However, two postgraduate students of the Social Work (aided) Department at Madras Christian College took a different route. B Swetha and C Sowmiya, who were placed in the Centre for Women’s Development and Research, tried a creative approach: Art therapy. Girl children from Kannagi Nagar between eight and 15 years were introduced to the programme on September 25th.
The power of art
There was no prodding and grilling. Aarthi was given a piece of paper and within no time, she illustrated a sketch that clearly conveyed the prevalence of child marriages in Kannagi Nagar. This sketch helped the social work students to counsel children and parents against child marriages.
Art therapy is a psycho-therapeutic approach that kindles thoughts, enables victims and citizens to express their problems, without the fear of judgement. According to the American Art Therapy association, it is used to improve cognitive and sensorimotor functions, foster self-esteem and self-awareness, cultivate emotional resilience, promote insight, enhance social skills, reduce and resolve conflicts and distress, and advance societal and ecological change.

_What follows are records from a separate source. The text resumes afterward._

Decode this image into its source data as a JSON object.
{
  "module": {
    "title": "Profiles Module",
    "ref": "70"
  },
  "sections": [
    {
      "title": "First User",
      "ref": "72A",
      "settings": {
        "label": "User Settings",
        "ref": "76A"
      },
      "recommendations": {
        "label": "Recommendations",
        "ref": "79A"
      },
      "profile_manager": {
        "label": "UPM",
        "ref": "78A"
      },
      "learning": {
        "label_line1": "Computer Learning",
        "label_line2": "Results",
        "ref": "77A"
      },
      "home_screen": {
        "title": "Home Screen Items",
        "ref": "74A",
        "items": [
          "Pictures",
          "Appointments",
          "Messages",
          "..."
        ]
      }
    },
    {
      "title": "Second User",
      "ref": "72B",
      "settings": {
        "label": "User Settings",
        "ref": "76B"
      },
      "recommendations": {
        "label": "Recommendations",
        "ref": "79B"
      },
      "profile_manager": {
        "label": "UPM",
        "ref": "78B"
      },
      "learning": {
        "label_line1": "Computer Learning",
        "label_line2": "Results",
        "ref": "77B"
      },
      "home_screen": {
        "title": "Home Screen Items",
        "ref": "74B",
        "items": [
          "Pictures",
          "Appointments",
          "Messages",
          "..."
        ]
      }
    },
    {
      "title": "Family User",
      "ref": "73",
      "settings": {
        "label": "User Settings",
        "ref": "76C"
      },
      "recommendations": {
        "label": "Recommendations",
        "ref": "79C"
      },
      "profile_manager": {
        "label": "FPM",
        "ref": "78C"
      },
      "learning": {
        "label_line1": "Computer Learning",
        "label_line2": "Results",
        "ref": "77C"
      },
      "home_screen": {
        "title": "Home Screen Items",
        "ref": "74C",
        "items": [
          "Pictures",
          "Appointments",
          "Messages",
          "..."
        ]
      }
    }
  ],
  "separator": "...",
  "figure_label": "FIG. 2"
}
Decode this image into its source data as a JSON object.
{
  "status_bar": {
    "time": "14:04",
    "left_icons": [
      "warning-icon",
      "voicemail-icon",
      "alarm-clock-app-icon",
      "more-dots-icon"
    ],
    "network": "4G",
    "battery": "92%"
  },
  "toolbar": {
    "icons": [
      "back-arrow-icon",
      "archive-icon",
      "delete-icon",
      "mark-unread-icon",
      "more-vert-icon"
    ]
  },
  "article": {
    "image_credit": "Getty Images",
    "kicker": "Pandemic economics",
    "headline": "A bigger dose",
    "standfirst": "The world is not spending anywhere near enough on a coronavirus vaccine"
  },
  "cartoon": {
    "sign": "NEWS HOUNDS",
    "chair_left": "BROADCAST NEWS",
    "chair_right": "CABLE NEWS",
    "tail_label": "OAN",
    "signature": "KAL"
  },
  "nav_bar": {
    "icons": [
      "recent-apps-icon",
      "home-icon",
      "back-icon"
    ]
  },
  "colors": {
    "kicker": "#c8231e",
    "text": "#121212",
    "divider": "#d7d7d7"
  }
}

Aarthi grew up witnessing many child marriages. However, she has now steeled her fear into determination, and has vowed not to fall prey like many others before her. “I will continue my studies. Nothing can change it,” she says. Her parents nod in support.
Sanitation is a far cry in the area. A sketch by a girl called S Durga indicates the open manholes and broken, clogged drainage pipes at Kannagi Nagar, that is home to the economically disadvantaged.
Children in the area are prone to various infections and diseases. Kannagi Nagar with 15,656 houses according to the 2011 census, has no hospital facility. A child says, “If someone takes poison or hangs herself, there is no immediate first aid available, since the hospital is far off at Adyar.” The child’s statement also speaks about the existing suicidal tendencies in the locality.
Violence and abuse
Gang war between residents evicted from different slums in Chennai and settled here at present is another ugly reality. Adolescent boys from two settlements fight over drugs, alcohol and caste. Scenes of ignited vehicle tires on the roads are common, especially on Sundays and holidays. Such sights stop other children from stepping out of their houses. Many girls from the locality drew shocking sketches that reflect this gang war between the two communities.
Then there are sketches depicting shoddy civic infrastructure, absence of hospitals and so on. “The girls gave vague, monosyllabic answers to our questions. Through art therapy, we became aware of the various problems they face. This will help us formulate a solution by involving various stakeholders,” said B Swetha.
The evident substance abuse by adolescent boys calls for a quick action from the government. “Since people from different slums are put together in a place, there is a sense of chaos here, that results in the increase in crime rate. Basic amenities such as hospitals, schools and vigilant police surveillance are missing. Sexual abuse, teenage pregnancies and high school drop-out ratio indicate the plights of children,” says C Sowmiya, adding that citizens’ participation can bring about a change.
Sowmiya adds that long term solutions must be formulated to address the social and economic plight of people in resettlement colonies. As the primary step is to create awareness, art therapy works as an effective approach towards understanding ground-level problems and disseminating that information.